In Shameless Decision, Ron DeSantis Will Personally Map Florida Congressional Districts
Florida’s legislative branch has given Governor Ron DeSantis the power to draft Florida’s new congressional districts after DeSantis vetoed the maps approved by state lawmakers earlier this year.
This unusual and shameless decision gives the ambitious governor of Florida the power to gerrymander the twenty-eight congressional districts of his state, and eliminate two Black-held seats while boosting the prospects for Republicans seeking a House seat.
This is one of the few stories around redistricting that makes San Francisco’s own redistricting scandals less infuriating.
DeSantis’s proposed map was rated ‘F’ by the Princeton Gerrymandering Project for Partisan Fairness. Opponents have declared it unconstitutional.
Desantis’ main objection to the maps presented by lawmakers appeared to be a north Florida seat held by Rep. Al Lawson, a Black Democrat. The district runs from Tallahassee to Jacksonville and is 46 percent Black; it’s considered a seat where voters of color have the opportunity to elect the members of their choice.

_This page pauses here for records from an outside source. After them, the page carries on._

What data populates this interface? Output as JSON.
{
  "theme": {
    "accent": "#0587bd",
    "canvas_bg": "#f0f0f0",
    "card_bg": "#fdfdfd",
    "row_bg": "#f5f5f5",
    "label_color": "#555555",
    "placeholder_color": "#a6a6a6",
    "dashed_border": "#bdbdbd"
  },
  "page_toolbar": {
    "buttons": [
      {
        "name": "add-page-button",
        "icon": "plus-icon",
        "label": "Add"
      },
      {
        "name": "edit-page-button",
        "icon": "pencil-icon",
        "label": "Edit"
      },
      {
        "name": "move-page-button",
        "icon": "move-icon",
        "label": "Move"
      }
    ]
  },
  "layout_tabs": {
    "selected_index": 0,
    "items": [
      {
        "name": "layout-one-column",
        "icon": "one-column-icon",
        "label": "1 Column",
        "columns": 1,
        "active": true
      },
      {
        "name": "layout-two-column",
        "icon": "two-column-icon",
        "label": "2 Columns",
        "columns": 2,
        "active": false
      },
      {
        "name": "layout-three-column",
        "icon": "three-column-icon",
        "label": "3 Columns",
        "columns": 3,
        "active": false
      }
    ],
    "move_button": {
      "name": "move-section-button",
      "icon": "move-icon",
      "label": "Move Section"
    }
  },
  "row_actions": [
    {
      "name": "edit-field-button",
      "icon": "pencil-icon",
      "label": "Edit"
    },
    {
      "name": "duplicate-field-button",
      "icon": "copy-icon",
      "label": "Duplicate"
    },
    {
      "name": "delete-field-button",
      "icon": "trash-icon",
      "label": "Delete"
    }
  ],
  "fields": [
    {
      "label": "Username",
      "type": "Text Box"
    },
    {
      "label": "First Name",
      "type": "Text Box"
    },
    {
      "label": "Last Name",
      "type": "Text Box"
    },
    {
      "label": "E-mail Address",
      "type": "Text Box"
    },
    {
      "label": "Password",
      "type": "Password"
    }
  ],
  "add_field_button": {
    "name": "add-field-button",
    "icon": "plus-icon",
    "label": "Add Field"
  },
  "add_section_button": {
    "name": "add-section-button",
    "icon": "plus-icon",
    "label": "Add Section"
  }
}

State lawmakers, including Republicans, have argued that maintaining some form of the seat was needed to comply with state constitutional amendments governing redistricting, which say minority voting power cannot be reduced during the map-making process. But the Governor insisted that Lawson’s seat was an ‘unconstitutional racial gerrymander’ and he proposed a map that would split the district into several Republican-leaning seats.
"Today’s revelation is a continued scheme by DeSantis to erase minority access districts in Congress to create more seats for the Republican party…" #FL05 #Redistricting #FlaPol https://t.co/Nz5cX1FZ9C
— US Rep. Al Lawson Jr (@RepAlLawsonJr) April 14, 2022
Sources familiar with the governor’s thinking told NBC News last month that DeSantis wanted a court fight focused on provisions in the federal Voting Rights Act, as well as the state’s Constitution, that generally prohibit the dilution of minority voting strength.
Advocates lambasted Monday’s decision by state legislators.
“Just days after a federal court outlined how the DeSantis administration has carried on 20 years of policies that make it harder for Floridians to vote, especially Black voters in our state, now is the time to increase checks and balances in our state not to hand the Governor a blank check to remake the state however he wishes,” said Moné Holder, a senior director at Florida Rising, an advocacy group in the state.